Jason Beem's Thursday Column for Feb. 1, 2024

February 1st, 2024

A good Thursday morning! Hope everyone’s week is going well as we cruise into February. Not going to lie, January kind of sucked, so I’m personally happy to see the calendar turn. Since everyone in racing seems to be blogging and discussing influencers and racing marketing, I thought I’d stay completely away from those topics this week. I always say when it comes to marketing, everyone thinks what they think is the right way to do it. I’m convinced most don’t really know anything about it, me included.

But today, I wanted to write about domination and huge performances. I wrote last Thursday about how the Pegasus World Cup (G1) had never really been an exciting race since it was introduced in 2017. It’s always been open-length winners who were obvious winners at the top of the lane. Well, in 2024, Senor Buscador at least made it a race, as he fell a neck short to National Treasure, and we saw a memorable stretch run with at least some doubt cast in midstretch.

I’ve often remarked that racing is a game where dominance is a bad thing. I know when Tiger Woods used to run away with major championships that the ratings would stay high. People do love to witness greatness. Greatness and domination can be separated a little bit, but they often run hand in hand in racing. Because horse racing is a gambling game, I think it actually deteriorates our real business when races or divisions feature one horse that stands far above the rest. Of course it’s fun to watch Flightline run and beat solid competition, but does it actually make the race interesting? To me, not at all. Another thing with greatness is that it needs to be rare to be special. If lots of horses ran 120 speed figures every month or two, it would make it feel less special, less important, and less great. To me, it’s always absurd when two or three track records fall in a day at a track because the track is souped up and hosting the fastest horses on the circuit. Of course they smash the track records on those occasions. That’s not greatness, it’s just circumstances.

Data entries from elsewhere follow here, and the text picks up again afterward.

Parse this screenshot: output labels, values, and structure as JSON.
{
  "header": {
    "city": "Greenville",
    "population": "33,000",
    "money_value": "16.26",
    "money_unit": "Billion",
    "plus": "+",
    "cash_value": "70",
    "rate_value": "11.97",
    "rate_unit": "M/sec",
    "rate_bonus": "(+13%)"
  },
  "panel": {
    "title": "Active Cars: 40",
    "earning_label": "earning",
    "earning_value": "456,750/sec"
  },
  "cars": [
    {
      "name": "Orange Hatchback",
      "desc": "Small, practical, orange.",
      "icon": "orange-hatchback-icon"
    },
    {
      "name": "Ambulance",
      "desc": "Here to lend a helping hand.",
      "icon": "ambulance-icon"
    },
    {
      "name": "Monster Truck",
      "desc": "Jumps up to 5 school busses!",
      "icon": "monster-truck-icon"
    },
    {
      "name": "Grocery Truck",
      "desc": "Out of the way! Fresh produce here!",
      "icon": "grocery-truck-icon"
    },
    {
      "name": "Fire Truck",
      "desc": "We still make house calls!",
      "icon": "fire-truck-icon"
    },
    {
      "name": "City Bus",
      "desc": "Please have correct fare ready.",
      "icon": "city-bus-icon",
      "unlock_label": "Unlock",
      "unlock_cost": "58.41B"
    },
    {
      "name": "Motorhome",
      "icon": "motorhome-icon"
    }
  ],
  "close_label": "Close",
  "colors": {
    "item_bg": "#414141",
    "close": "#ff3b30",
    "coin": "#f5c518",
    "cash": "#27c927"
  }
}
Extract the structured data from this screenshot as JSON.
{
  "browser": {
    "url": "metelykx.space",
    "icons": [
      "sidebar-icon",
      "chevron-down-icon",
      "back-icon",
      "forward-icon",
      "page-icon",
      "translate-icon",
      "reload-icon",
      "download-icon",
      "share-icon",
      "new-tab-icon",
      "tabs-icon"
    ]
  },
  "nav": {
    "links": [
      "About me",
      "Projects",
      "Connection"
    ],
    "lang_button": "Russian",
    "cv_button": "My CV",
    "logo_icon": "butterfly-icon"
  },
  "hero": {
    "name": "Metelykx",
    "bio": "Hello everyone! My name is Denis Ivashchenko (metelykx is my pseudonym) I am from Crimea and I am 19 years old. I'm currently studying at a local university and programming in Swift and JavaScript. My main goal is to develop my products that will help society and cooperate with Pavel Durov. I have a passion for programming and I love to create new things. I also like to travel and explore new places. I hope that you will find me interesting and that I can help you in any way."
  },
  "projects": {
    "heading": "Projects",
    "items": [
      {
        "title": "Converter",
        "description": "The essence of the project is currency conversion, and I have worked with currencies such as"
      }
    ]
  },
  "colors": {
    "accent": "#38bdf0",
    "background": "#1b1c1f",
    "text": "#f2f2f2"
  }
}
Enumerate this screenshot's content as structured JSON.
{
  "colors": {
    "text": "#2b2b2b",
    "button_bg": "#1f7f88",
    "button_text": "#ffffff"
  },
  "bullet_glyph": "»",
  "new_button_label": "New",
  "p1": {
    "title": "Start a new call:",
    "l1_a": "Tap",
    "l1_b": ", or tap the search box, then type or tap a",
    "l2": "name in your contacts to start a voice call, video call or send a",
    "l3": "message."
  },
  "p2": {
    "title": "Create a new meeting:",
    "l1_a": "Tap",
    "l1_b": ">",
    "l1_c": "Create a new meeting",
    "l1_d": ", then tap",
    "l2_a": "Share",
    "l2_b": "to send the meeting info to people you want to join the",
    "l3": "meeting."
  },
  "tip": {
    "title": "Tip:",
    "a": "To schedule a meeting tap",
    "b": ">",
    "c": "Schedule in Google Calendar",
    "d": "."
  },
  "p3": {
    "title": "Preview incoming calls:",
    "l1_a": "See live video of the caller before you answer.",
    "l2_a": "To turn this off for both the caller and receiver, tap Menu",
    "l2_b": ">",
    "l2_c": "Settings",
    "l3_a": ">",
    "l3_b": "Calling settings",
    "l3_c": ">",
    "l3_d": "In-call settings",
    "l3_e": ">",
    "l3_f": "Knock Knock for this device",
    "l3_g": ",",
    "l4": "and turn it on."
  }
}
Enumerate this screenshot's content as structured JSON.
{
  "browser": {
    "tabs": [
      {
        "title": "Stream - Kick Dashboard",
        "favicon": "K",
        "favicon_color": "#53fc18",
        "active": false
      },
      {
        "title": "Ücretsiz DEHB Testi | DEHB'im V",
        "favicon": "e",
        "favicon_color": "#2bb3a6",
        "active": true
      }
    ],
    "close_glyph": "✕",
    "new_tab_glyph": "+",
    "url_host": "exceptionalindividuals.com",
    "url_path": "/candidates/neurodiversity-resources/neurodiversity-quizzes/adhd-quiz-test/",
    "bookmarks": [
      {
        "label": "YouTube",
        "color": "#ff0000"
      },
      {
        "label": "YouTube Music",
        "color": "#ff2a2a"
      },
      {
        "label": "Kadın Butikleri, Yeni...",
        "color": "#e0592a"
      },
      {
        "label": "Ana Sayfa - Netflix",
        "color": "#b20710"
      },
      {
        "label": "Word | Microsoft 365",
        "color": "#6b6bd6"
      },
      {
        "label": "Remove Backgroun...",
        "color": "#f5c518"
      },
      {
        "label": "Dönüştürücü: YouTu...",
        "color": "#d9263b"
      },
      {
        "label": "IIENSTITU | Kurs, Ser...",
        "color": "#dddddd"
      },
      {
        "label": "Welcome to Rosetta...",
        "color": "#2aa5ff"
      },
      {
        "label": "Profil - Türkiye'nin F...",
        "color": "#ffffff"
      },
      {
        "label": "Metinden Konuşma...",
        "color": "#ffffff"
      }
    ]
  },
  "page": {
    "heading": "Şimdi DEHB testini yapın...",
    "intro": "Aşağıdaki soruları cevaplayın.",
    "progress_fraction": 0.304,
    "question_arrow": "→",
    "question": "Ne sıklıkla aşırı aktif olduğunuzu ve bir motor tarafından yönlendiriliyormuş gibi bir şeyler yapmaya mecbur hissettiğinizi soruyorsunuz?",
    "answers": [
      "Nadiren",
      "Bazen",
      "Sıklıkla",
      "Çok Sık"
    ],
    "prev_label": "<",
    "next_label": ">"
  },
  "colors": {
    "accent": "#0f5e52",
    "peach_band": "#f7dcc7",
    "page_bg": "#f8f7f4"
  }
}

In the last two weeks in the NBA, there have been two 70-point scoring performances by individuals and another two 60-plus point efforts. Four of the top scoring performances in the history of the NBA happened in the last two weeks. If you look at the list of top single-game performances, of course a ton of them are Wilt Chamberlain, as he dominated back in the early 1960s. But a bunch of them are from the last two years. 

It’s the sporadic effort during the '90s and 2000s from Kobe Bryant or Michael Jordan that really jump off the page. Scoring in the NBA is way up, but to me it just shows how much something “great” happening too often can spoil the accomplishment. I’ve seen a whole pile of articles talking about whether it’s a bad thing for the NBA or maybe just a random coincidence. Normally someone having a great game or performance is a great thing. But when it becomes the norm or just too regular, it weakens it. When we see the same trainers have a new horse run off the screen every couple of weeks, it completely loses its luster. These same horses go off at 1-5 in their next starts and dominate and are a free square for some in their Pick 5s, but they just make for uninteresting races.

I feel like the ideal race at any level is one where you can make a case for every horse in the race. Now, of course, there are always going to be favorites and given how the current game is played, there are going to be short-priced favorites regularly. And I know that even the heaviest favorites can go down. But, man, is it discouraging watching huge favorites just jog around the track. I don’t know who it’s fun for other than the connections of that horse. I’m sure it’s great for them. But too much of it I think leads to very uninteresting betting options for our customers, the gamblers.